Over the last five years, the State Government has focused on strengthening Tasmania’s legislative framework to make it easier for victim survivors to tell their stories and improve the way our justice system deals with perpetrators of family violence. An offence of persistent family violence offender has been introduced which makes for more expeditious identification in future family violence and other legal proceedings. Residential tenancy agreements are able to be ended without penalty ensuring that both the victim and perpetrator can start afresh. More recently, a Bill was passed by the House of Assembly to introduce a standalone offence of strangulation and to clarify the definition of consent in relation to stealthing. As well, costs associated with the filing of family violence applications have been waived. In sentencing, the Government has invested heavily in electronic monitoring of family violence offenders with a recent review finding that victim survivors are less likely to experience violent contact with perpetrators fitted with an electronic monitoring device and are therefore safer while participants remained in the trial.

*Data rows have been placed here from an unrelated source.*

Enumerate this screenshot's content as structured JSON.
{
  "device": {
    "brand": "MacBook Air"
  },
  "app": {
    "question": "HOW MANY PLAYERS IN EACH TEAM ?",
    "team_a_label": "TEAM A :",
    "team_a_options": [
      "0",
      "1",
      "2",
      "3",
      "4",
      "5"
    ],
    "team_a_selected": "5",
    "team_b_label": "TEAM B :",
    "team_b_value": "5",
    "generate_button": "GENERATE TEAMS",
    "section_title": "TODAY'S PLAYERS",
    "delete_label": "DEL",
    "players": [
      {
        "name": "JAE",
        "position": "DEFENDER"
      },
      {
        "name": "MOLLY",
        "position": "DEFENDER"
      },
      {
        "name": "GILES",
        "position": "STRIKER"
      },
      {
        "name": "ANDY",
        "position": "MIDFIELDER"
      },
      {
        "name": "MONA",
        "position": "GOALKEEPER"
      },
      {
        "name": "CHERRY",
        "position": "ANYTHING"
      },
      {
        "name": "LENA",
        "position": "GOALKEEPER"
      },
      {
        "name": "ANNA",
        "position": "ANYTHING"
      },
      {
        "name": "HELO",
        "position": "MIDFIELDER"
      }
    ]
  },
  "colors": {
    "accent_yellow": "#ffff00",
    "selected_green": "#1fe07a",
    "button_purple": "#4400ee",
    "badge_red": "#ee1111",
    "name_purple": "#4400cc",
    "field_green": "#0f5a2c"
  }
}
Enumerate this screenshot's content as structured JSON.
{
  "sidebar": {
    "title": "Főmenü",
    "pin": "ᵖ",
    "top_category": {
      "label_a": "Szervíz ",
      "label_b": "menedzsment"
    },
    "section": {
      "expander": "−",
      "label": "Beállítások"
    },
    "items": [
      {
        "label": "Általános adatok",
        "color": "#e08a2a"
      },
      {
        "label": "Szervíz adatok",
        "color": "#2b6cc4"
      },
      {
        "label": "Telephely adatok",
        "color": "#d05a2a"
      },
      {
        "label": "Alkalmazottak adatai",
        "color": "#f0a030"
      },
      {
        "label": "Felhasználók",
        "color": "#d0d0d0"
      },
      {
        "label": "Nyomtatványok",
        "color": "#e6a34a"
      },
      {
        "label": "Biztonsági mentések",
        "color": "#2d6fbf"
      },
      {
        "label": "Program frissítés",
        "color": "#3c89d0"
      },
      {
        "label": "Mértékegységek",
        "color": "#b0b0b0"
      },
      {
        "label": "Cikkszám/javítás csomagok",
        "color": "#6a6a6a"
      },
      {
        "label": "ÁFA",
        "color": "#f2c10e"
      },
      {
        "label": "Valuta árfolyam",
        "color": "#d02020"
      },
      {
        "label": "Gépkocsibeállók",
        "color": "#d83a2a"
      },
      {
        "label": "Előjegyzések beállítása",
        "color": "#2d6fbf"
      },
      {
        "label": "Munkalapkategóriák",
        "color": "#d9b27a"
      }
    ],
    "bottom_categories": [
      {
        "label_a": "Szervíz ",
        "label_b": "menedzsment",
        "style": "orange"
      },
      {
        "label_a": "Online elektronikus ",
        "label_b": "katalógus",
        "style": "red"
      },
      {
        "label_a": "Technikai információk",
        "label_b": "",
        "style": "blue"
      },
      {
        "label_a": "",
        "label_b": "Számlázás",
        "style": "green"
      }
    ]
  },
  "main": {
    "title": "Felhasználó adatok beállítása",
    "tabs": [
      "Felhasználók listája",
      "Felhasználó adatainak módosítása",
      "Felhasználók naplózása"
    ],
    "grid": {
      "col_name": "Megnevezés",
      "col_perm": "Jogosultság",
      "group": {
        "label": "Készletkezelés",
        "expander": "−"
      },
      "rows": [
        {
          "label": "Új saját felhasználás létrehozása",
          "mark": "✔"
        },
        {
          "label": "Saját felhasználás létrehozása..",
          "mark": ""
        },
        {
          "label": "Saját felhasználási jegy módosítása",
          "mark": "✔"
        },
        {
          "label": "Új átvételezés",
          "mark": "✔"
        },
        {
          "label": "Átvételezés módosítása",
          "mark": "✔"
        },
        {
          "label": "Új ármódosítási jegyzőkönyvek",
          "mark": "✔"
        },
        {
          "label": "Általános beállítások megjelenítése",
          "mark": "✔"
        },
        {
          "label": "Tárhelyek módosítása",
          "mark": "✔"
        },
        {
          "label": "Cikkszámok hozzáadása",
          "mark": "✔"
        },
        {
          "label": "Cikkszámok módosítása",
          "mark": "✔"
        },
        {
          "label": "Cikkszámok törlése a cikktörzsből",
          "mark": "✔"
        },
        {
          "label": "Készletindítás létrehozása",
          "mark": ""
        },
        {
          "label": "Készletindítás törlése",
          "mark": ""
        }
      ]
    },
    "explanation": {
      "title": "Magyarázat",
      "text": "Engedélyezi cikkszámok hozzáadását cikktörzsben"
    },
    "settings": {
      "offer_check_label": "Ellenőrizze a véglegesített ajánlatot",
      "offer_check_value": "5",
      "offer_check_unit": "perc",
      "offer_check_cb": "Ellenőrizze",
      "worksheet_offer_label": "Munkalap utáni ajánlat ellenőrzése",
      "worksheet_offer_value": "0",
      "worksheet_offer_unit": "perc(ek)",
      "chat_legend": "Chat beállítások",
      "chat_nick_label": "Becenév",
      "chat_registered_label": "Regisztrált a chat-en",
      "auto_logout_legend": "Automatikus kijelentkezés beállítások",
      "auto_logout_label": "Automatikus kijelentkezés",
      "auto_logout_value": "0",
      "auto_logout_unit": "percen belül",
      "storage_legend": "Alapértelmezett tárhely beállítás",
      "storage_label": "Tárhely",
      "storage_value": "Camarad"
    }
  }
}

But legislative and justice reform alone will not reduce family violence. All victim survivors must be reassured that the Government has safe and secure accommodation for them to move into if they leave their abusive relationship. Sadly, in the provision of housing the truth is that in the we are badly failing victim survivors. Recently, we requested data of the number of people seeking housing because of family and domestic violence in Tasmania. The data demonstrated that around 1550 people requested housing due to family violence between 2017/18 and 2019/20 but this jumped to 2,391 in 2020/21, a significant 53 per cent increase in just one year. The data also demonstrates that over the last four years there has been an 8 per cent increase in the number of victim survivors who are homeless when they request housing assistance. And most worryingly, the number who remain homeless after requesting assistance has risen from one-third (34 per cent) to more than half (51 per cent).
We cannot be satisfied with legislative and justice responses that continue to fail victim survivors who feel that they have no choice but to stay in abusive relationships. As Rosie Batty made clear in Hobart two weeks ago, “Unless you want to find yourself without a roof over your head, you have no option but to stay.” (The Mercury 24/03). There are no options when there is a scarcity of Government funded housing available for victim survivors and rents in the private rental market have risen in Southern Tasmania by a staggering 45 per cent over the last five years. If we are serious about tackling family violence, legislative reform must be in tandem with a commitment that there will always be a safe, secure home for anyone and everyone who needs it.
Benedict Bartl is a Policy Officer with Community Legal Centres Tasmania and the Principal Solicitor with the Tenants’ Union of Tasmania.
This opinion piece was published in The Mercury on 8 April 2022.